**Exercise requirements**
Your answer should be one number: the count of lines in these entries that hold the word "Cuota".

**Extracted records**
#####

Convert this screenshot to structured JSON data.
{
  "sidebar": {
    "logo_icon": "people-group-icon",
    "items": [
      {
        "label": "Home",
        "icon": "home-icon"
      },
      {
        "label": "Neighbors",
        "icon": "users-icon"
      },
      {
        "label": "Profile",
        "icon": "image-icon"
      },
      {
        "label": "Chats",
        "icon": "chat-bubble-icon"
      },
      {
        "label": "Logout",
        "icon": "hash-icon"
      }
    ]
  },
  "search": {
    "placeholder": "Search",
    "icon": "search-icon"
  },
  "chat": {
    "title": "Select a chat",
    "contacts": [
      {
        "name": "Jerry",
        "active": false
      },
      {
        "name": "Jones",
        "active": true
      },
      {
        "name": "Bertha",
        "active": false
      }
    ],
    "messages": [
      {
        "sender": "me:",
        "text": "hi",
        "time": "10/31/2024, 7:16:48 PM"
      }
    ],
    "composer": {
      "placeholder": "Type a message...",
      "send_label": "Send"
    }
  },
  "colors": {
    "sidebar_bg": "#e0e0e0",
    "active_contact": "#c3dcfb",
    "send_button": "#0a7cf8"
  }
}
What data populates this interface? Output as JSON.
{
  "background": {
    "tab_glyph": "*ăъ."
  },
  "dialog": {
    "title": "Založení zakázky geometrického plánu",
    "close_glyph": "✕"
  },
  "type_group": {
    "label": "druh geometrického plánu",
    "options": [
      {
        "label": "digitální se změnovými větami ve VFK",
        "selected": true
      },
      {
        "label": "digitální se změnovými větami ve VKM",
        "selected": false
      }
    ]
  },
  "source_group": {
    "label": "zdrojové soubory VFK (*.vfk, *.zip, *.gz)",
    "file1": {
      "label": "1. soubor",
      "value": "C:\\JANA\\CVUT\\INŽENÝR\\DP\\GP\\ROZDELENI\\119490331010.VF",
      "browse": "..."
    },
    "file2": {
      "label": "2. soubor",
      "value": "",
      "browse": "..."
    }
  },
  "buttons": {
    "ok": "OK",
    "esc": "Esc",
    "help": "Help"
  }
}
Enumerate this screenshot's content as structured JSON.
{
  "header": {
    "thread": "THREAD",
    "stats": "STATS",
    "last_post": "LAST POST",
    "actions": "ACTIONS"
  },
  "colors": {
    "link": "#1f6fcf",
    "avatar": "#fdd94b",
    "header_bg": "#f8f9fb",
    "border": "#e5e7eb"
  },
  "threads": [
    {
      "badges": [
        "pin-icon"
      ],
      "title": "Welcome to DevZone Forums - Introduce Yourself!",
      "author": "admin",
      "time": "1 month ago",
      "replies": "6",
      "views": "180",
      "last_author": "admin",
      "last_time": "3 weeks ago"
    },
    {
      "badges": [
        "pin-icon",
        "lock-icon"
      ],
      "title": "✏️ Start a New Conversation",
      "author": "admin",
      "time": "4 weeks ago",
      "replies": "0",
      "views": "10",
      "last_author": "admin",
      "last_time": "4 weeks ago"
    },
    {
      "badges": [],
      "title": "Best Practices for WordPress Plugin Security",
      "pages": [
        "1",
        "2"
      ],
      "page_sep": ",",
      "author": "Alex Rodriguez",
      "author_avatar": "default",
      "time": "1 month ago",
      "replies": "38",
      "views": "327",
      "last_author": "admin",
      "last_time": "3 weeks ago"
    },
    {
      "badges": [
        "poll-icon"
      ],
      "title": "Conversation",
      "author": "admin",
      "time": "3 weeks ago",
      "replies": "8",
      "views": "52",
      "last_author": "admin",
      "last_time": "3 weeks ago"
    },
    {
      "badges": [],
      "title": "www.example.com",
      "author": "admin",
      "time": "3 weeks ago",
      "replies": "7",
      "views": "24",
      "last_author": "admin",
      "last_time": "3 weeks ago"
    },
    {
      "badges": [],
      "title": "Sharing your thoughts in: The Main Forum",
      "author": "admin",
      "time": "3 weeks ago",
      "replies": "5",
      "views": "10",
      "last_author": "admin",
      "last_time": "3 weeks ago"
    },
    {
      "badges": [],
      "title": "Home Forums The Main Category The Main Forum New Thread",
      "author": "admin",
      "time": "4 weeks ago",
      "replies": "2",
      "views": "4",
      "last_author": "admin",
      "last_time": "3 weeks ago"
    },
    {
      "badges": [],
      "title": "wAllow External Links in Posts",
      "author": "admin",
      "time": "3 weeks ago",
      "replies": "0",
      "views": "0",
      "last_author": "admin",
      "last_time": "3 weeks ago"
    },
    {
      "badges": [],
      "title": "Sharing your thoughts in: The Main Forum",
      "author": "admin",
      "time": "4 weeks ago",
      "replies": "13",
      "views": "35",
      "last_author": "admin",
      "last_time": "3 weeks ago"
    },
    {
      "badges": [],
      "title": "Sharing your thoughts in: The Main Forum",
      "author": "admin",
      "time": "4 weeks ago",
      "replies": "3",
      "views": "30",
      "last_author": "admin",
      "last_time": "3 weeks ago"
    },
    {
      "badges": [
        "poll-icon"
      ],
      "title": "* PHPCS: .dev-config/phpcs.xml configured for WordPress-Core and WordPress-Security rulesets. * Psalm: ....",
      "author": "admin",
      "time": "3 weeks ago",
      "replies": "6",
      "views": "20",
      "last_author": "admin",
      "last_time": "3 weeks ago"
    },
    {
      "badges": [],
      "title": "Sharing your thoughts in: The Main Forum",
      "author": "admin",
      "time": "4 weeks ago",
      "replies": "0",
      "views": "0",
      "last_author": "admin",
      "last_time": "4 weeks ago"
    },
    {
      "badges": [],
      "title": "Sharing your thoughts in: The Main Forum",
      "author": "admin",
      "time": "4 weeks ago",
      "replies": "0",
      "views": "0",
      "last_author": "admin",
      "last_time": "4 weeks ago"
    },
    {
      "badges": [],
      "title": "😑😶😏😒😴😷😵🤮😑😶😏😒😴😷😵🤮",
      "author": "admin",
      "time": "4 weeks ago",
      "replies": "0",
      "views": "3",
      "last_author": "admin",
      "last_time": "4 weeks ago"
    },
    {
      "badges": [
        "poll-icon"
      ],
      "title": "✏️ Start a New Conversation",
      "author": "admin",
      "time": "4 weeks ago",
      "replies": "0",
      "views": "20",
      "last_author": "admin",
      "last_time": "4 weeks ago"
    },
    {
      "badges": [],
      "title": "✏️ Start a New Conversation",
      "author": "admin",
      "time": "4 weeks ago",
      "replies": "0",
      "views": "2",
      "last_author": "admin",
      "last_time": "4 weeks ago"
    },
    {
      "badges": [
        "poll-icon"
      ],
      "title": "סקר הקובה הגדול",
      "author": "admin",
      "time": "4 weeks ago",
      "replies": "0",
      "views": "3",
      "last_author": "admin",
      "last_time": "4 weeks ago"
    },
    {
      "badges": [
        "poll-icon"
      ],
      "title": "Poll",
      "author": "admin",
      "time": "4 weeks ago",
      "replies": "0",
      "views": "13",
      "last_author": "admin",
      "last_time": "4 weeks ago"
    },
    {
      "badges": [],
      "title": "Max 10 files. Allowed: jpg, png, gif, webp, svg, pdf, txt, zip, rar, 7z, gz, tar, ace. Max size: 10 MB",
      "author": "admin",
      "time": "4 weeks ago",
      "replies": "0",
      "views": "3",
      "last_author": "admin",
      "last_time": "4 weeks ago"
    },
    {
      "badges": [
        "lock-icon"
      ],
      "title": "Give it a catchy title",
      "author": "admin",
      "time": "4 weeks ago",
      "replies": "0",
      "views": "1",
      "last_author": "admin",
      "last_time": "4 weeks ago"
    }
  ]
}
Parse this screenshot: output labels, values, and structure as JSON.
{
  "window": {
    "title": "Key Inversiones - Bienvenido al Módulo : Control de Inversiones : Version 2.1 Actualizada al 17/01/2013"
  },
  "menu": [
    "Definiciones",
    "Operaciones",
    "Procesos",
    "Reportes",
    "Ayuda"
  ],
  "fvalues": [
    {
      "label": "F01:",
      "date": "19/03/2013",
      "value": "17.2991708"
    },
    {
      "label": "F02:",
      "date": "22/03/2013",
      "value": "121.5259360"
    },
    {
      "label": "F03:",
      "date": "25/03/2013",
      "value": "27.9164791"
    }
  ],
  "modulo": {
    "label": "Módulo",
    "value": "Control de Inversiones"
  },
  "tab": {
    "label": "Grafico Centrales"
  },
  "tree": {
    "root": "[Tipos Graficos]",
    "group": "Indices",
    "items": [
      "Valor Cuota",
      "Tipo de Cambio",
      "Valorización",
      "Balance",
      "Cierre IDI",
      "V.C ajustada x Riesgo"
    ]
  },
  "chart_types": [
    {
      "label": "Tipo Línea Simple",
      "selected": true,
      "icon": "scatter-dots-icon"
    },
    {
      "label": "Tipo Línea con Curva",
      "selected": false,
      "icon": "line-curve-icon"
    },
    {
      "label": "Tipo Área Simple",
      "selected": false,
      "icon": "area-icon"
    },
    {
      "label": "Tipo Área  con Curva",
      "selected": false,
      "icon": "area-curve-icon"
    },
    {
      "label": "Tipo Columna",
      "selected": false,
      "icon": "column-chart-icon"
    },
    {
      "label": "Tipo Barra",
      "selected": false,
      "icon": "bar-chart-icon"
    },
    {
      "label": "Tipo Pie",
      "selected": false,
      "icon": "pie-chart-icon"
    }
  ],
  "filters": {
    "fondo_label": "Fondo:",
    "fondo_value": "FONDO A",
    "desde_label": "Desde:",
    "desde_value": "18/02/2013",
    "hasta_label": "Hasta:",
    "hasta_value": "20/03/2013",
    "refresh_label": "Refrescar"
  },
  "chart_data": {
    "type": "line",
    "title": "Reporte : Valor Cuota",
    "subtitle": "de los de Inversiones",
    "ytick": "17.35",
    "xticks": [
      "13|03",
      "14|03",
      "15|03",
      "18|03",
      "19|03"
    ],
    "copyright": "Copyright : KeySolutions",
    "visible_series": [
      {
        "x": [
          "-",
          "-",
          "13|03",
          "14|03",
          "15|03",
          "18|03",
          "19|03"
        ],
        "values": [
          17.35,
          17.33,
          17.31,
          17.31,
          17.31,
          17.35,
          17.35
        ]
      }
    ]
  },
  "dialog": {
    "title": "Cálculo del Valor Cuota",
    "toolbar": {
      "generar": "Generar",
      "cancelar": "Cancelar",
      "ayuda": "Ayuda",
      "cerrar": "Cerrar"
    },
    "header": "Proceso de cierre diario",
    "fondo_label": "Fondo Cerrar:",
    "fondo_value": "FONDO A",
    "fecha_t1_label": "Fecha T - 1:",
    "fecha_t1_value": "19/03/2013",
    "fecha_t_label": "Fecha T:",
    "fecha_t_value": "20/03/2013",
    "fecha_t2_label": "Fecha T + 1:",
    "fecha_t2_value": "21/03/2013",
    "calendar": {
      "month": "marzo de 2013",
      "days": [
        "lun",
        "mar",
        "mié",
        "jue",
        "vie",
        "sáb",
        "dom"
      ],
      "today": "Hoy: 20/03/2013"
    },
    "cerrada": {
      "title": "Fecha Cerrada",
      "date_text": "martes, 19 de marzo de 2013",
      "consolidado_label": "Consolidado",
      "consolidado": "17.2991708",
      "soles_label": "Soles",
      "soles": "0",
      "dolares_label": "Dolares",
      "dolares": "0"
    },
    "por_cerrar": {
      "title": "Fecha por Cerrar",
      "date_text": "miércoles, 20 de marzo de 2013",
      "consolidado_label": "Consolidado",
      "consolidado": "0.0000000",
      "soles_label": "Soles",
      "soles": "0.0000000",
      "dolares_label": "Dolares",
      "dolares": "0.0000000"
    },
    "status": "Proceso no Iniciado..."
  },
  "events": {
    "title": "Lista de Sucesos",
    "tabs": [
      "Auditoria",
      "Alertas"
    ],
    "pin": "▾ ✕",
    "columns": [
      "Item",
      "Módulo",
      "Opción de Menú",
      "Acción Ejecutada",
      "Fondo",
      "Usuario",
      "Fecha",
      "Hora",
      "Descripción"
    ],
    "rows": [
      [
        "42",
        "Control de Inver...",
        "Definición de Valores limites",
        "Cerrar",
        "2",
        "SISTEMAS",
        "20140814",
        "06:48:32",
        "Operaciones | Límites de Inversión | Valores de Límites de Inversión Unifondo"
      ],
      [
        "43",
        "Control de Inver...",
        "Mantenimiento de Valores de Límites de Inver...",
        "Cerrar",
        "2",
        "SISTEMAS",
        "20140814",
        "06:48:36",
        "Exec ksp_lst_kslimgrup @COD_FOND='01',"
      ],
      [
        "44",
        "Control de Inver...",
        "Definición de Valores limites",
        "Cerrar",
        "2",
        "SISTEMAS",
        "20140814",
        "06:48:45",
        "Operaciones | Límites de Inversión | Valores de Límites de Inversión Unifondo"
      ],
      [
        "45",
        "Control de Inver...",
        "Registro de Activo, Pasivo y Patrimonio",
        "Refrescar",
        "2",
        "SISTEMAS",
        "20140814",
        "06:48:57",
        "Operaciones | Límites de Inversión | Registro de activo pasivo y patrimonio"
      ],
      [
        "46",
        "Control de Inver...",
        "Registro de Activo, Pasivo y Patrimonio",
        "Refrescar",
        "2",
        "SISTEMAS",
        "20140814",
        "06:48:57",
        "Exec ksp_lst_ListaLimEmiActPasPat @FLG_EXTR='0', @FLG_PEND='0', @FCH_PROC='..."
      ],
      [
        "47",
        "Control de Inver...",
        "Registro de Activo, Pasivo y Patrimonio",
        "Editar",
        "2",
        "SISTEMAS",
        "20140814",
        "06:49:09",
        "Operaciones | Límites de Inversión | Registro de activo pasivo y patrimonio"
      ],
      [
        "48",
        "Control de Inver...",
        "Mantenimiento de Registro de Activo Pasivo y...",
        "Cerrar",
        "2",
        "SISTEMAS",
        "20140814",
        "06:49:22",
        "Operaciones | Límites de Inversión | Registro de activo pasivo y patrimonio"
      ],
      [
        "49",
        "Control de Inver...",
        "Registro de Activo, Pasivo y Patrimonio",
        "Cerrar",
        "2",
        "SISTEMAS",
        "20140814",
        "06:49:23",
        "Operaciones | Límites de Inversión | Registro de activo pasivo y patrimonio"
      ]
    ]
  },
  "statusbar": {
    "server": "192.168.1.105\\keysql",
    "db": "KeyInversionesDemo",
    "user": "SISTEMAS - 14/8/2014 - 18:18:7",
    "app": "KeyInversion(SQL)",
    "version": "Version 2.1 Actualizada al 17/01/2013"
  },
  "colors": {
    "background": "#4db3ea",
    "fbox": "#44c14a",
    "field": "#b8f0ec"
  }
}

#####

**Answer to this task**
3